BEGIN TASK INPUTS

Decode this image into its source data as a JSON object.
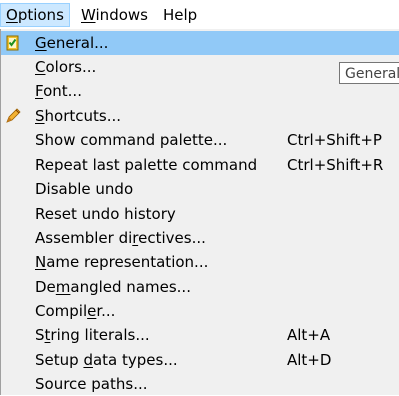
{
  "menubar": {
    "items": [
      {
        "pre": "",
        "accel": "O",
        "post": "ptions"
      },
      {
        "pre": "",
        "accel": "W",
        "post": "indows"
      },
      {
        "pre": "H",
        "accel": "",
        "post": "elp"
      }
    ]
  },
  "menu": {
    "items": [
      {
        "pre": "",
        "accel": "G",
        "post": "eneral...",
        "shortcut": ""
      },
      {
        "pre": "",
        "accel": "C",
        "post": "olors...",
        "shortcut": ""
      },
      {
        "pre": "",
        "accel": "F",
        "post": "ont...",
        "shortcut": ""
      },
      {
        "pre": "",
        "accel": "S",
        "post": "hortcuts...",
        "shortcut": ""
      },
      {
        "pre": "Show command palette...",
        "accel": "",
        "post": "",
        "shortcut": "Ctrl+Shift+P"
      },
      {
        "pre": "Repeat last palette command",
        "accel": "",
        "post": "",
        "shortcut": "Ctrl+Shift+R"
      },
      {
        "pre": "Disable undo",
        "accel": "",
        "post": "",
        "shortcut": ""
      },
      {
        "pre": "Reset undo history",
        "accel": "",
        "post": "",
        "shortcut": ""
      },
      {
        "pre": "Assembler di",
        "accel": "r",
        "post": "ectives...",
        "shortcut": ""
      },
      {
        "pre": "",
        "accel": "N",
        "post": "ame representation...",
        "shortcut": ""
      },
      {
        "pre": "De",
        "accel": "m",
        "post": "angled names...",
        "shortcut": ""
      },
      {
        "pre": "Compil",
        "accel": "e",
        "post": "r...",
        "shortcut": ""
      },
      {
        "pre": "S",
        "accel": "t",
        "post": "ring literals...",
        "shortcut": "Alt+A"
      },
      {
        "pre": "Setup ",
        "accel": "d",
        "post": "ata types...",
        "shortcut": "Alt+D"
      },
      {
        "pre": "Source paths...",
        "accel": "",
        "post": "",
        "shortcut": ""
      }
    ]
  },
  "tooltip": {
    "text": "General"
  },
  "icons": {
    "general": "checklist-icon",
    "shortcuts": "pencil-icon"
  },
  "colors": {
    "highlight": "#91c9f7",
    "menu_bg": "#f0f0f0",
    "menubar_active": "#cce8ff"
  }
}
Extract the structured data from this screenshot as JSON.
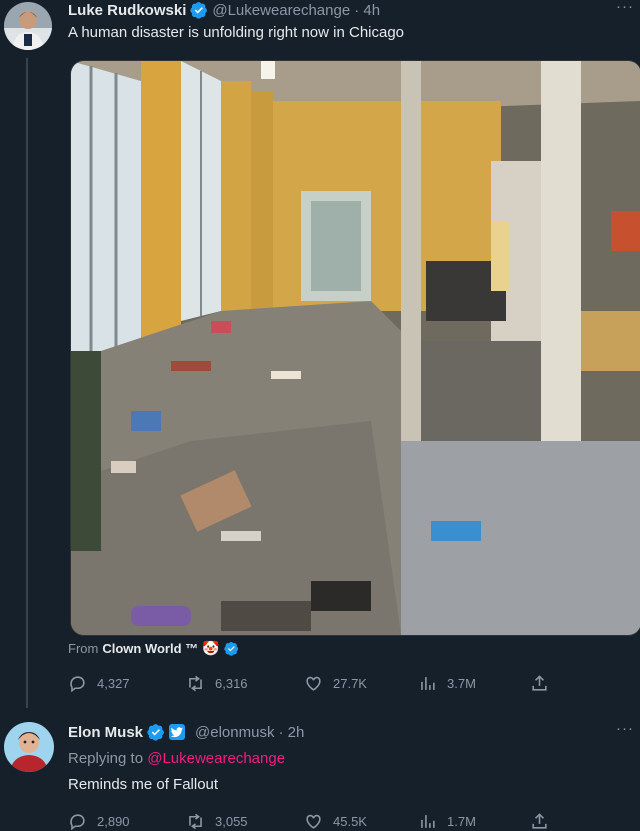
{
  "tweet1": {
    "author_name": "Luke Rudkowski",
    "author_handle": "@Lukewearechange",
    "time": "· 4h",
    "text": "A human disaster is unfolding right now in Chicago",
    "from_label": "From",
    "from_name": "Clown World ™",
    "stats": {
      "replies": "4,327",
      "retweets": "6,316",
      "likes": "27.7K",
      "views": "3.7M"
    }
  },
  "tweet2": {
    "author_name": "Elon Musk",
    "author_handle": "@elonmusk",
    "time": "· 2h",
    "replying_label": "Replying to",
    "replying_handle": "@Lukewearechange",
    "text": "Reminds me of Fallout",
    "stats": {
      "replies": "2,890",
      "retweets": "3,055",
      "likes": "45.5K",
      "views": "1.7M"
    }
  },
  "colors": {
    "background": "#15202b",
    "verified": "#1d9bf0",
    "link": "#f91880",
    "muted": "#8b98a5"
  },
  "icons": [
    "verified-badge-icon",
    "more-icon",
    "reply-icon",
    "retweet-icon",
    "like-icon",
    "views-icon",
    "share-icon",
    "clown-emoji-icon",
    "twitter-bird-badge-icon"
  ]
}
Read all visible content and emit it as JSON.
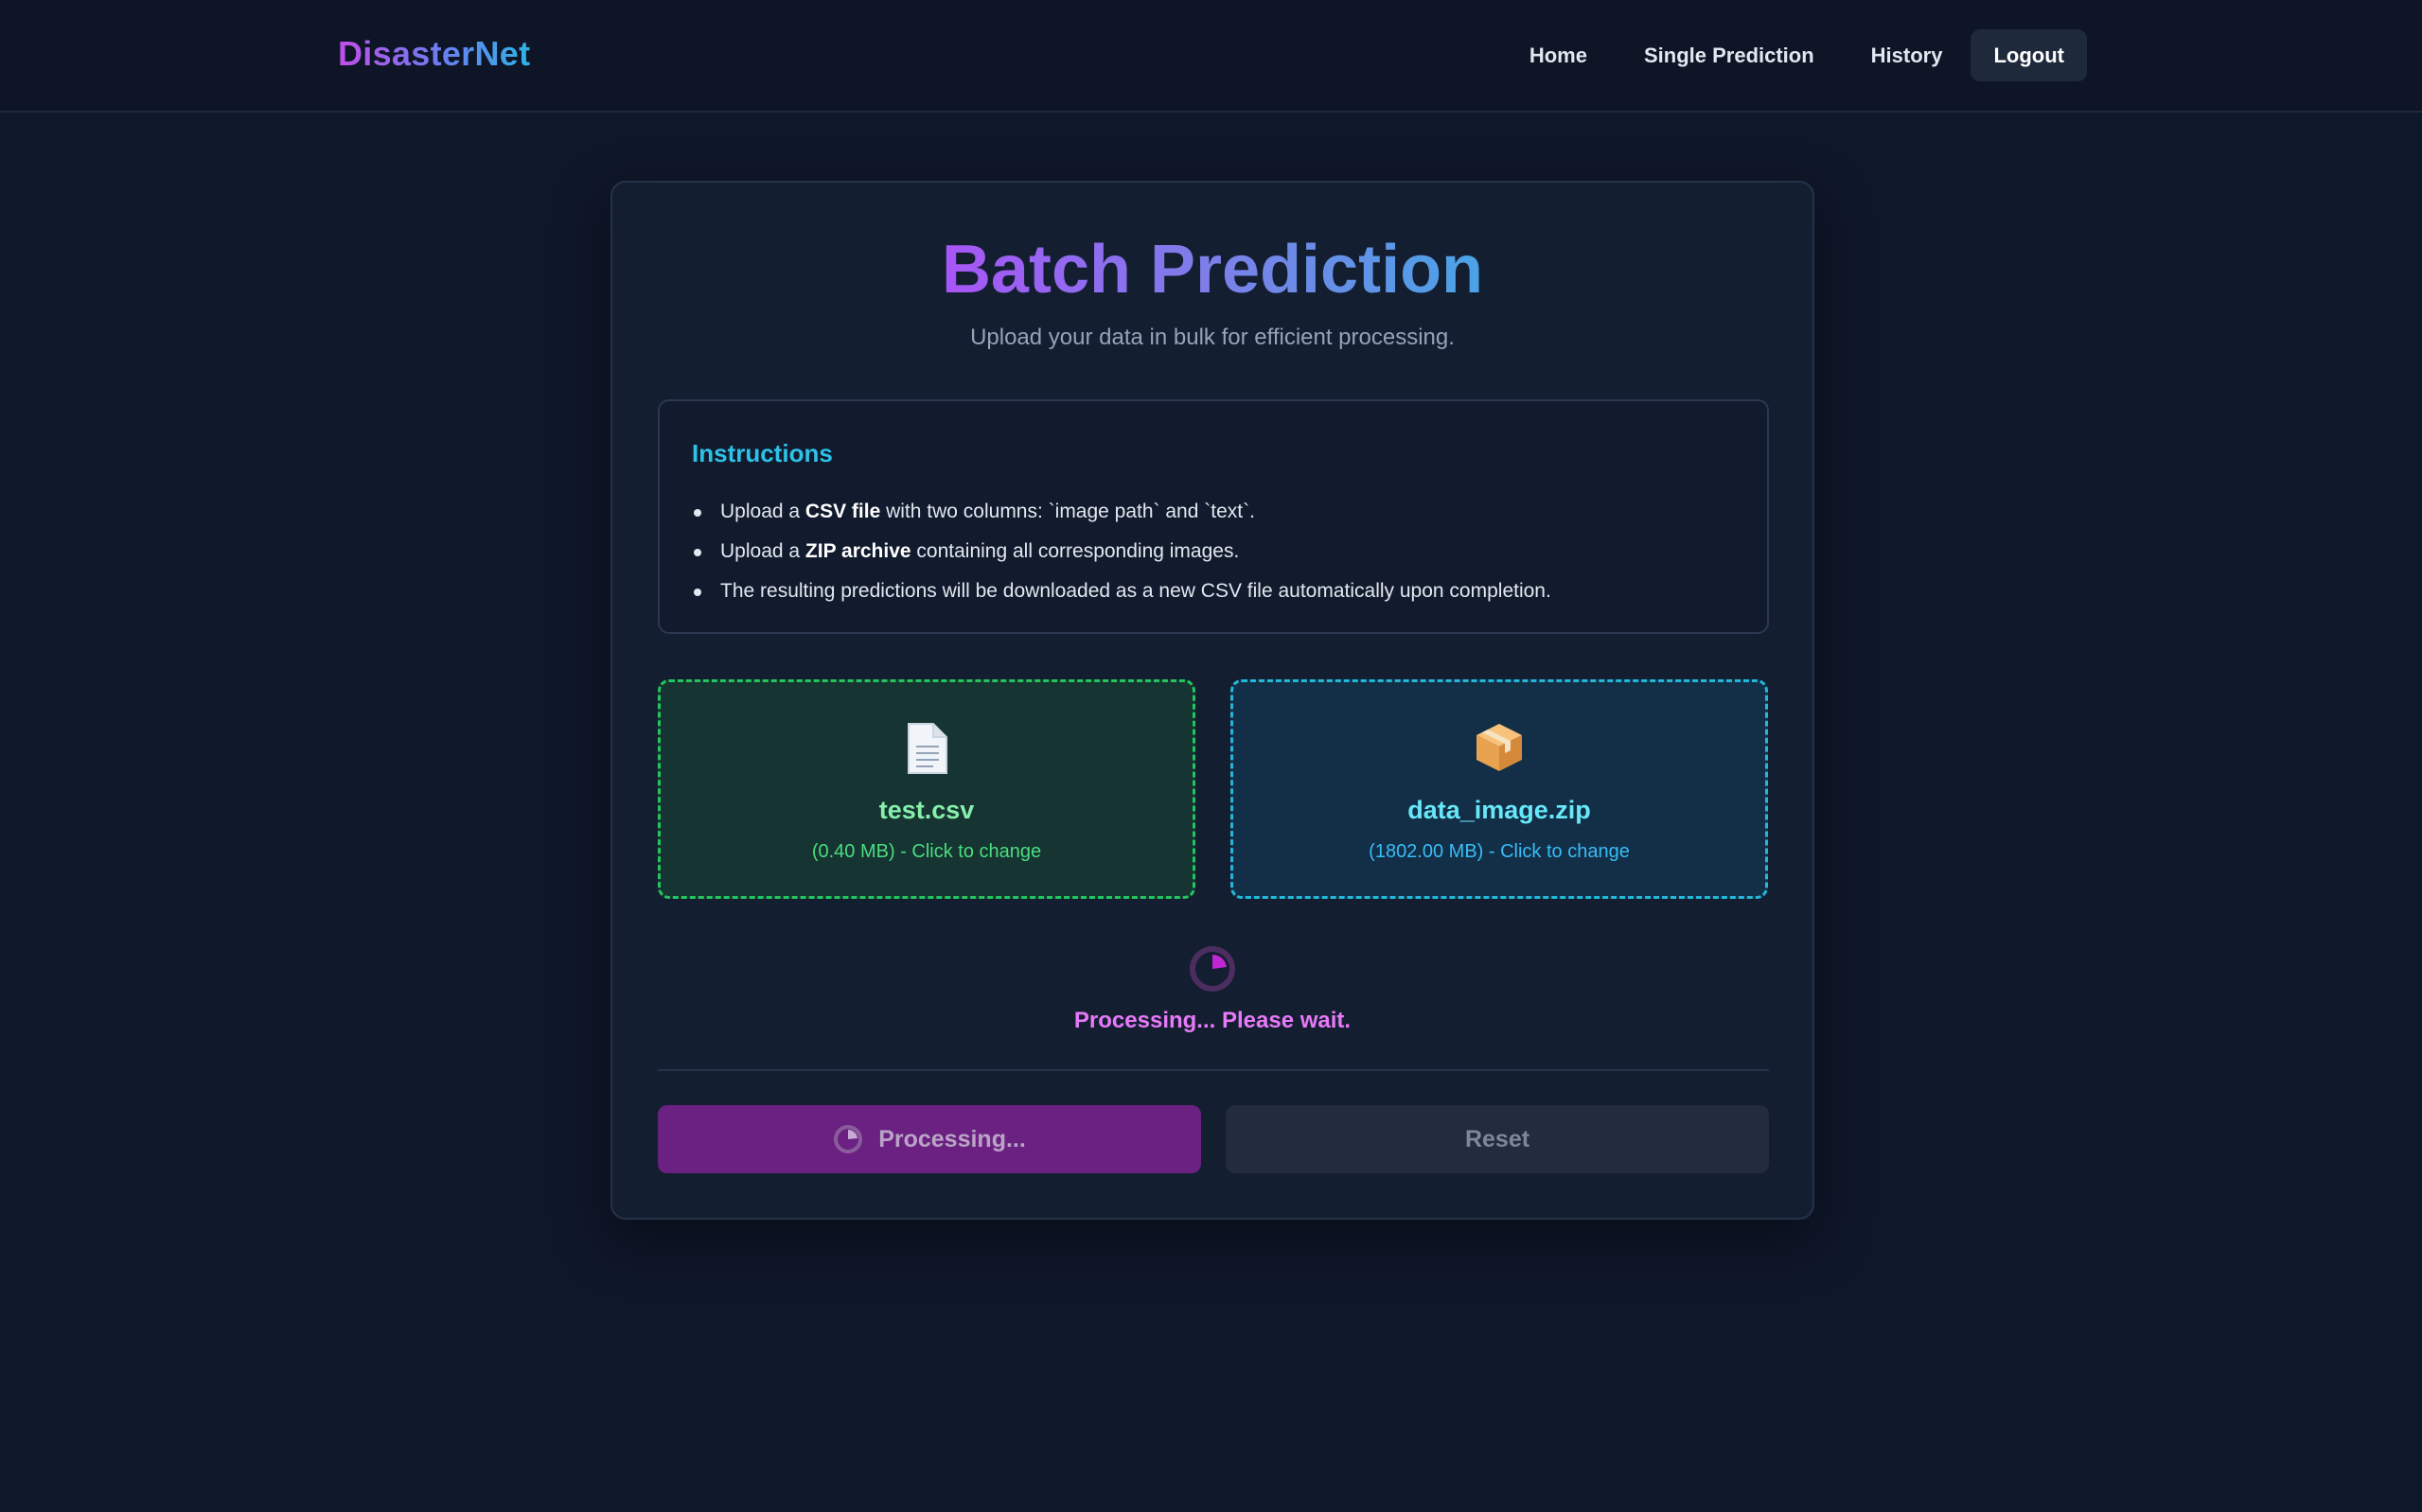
{
  "nav": {
    "brand": "DisasterNet",
    "links": [
      {
        "label": "Home"
      },
      {
        "label": "Single Prediction"
      },
      {
        "label": "History"
      }
    ],
    "logout": "Logout"
  },
  "page": {
    "title": "Batch Prediction",
    "subtitle": "Upload your data in bulk for efficient processing."
  },
  "instructions": {
    "title": "Instructions",
    "items": [
      {
        "pre": "Upload a ",
        "bold": "CSV file",
        "post": " with two columns: `image path` and `text`."
      },
      {
        "pre": "Upload a ",
        "bold": "ZIP archive",
        "post": " containing all corresponding images."
      },
      {
        "pre": "",
        "bold": "",
        "post": "The resulting predictions will be downloaded as a new CSV file automatically upon completion."
      }
    ]
  },
  "uploads": {
    "csv": {
      "icon": "document-icon",
      "name": "test.csv",
      "meta": "(0.40 MB) - Click to change",
      "accent": "#22c55e"
    },
    "zip": {
      "icon": "package-icon",
      "name": "data_image.zip",
      "meta": "(1802.00 MB) - Click to change",
      "accent": "#22b8d8"
    }
  },
  "status": {
    "text": "Processing... Please wait."
  },
  "actions": {
    "process_label": "Processing...",
    "reset_label": "Reset"
  },
  "colors": {
    "background": "#0f172a",
    "card": "#141e31",
    "accent_purple": "#a855f7",
    "accent_cyan": "#2dc2e8"
  }
}
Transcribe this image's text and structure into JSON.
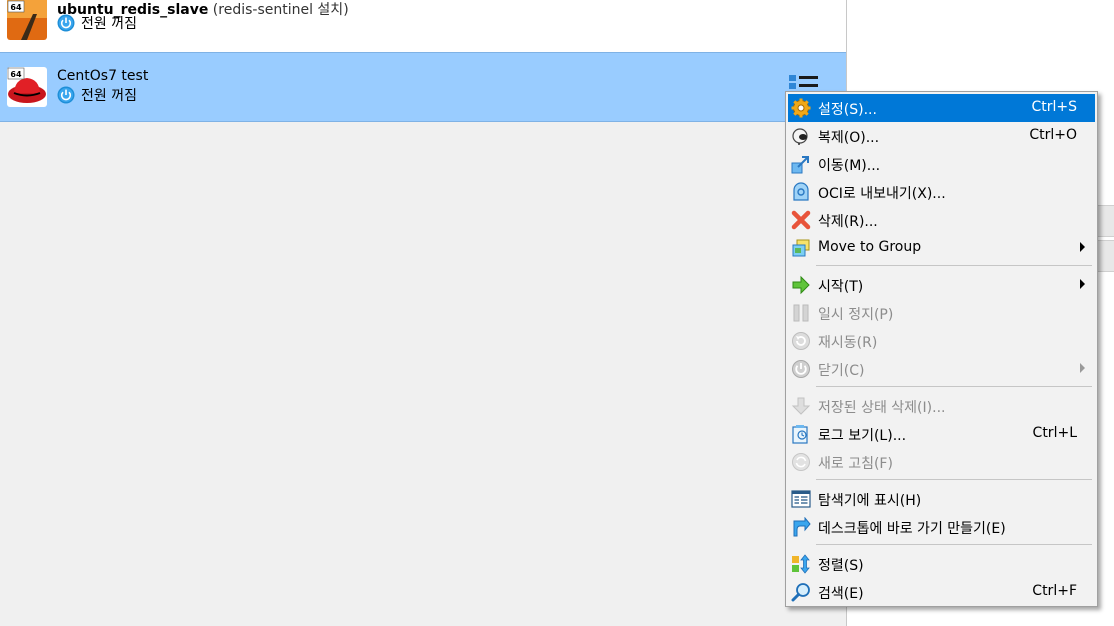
{
  "vms": [
    {
      "name": "ubuntu_redis_slave",
      "subtitle": "(redis-sentinel 설치)",
      "state": "전원 꺼짐",
      "badge": "64"
    },
    {
      "name": "CentOs7 test",
      "subtitle": "",
      "state": "전원 꺼짐",
      "badge": "64"
    }
  ],
  "menu": {
    "settings": {
      "label": "설정(S)...",
      "shortcut": "Ctrl+S"
    },
    "clone": {
      "label": "복제(O)...",
      "shortcut": "Ctrl+O"
    },
    "move": {
      "label": "이동(M)..."
    },
    "export_oci": {
      "label": "OCI로 내보내기(X)..."
    },
    "remove": {
      "label": "삭제(R)..."
    },
    "move_group": {
      "label": "Move to Group"
    },
    "start": {
      "label": "시작(T)"
    },
    "pause": {
      "label": "일시 정지(P)"
    },
    "reset": {
      "label": "재시동(R)"
    },
    "close": {
      "label": "닫기(C)"
    },
    "discard": {
      "label": "저장된 상태 삭제(I)..."
    },
    "logs": {
      "label": "로그 보기(L)...",
      "shortcut": "Ctrl+L"
    },
    "refresh": {
      "label": "새로 고침(F)"
    },
    "explorer": {
      "label": "탐색기에 표시(H)"
    },
    "shortcut": {
      "label": "데스크톱에 바로 가기 만들기(E)"
    },
    "sort": {
      "label": "정렬(S)"
    },
    "search": {
      "label": "검색(E)",
      "shortcut": "Ctrl+F"
    }
  },
  "colors": {
    "highlight": "#0078d7",
    "selected_row": "#99ccff"
  }
}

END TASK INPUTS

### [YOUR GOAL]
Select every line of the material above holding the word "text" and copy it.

### [COMPLETED EXERCISE]
    "text": "General"
    "text": "A human disaster is unfolding right now in Chicago",
    "text": "Reminds me of Fallout",
        "post": " with two columns: `image path` and `text`."
    "text": "Processing... Please wait."
Transcribe this image's text and structure into JSON.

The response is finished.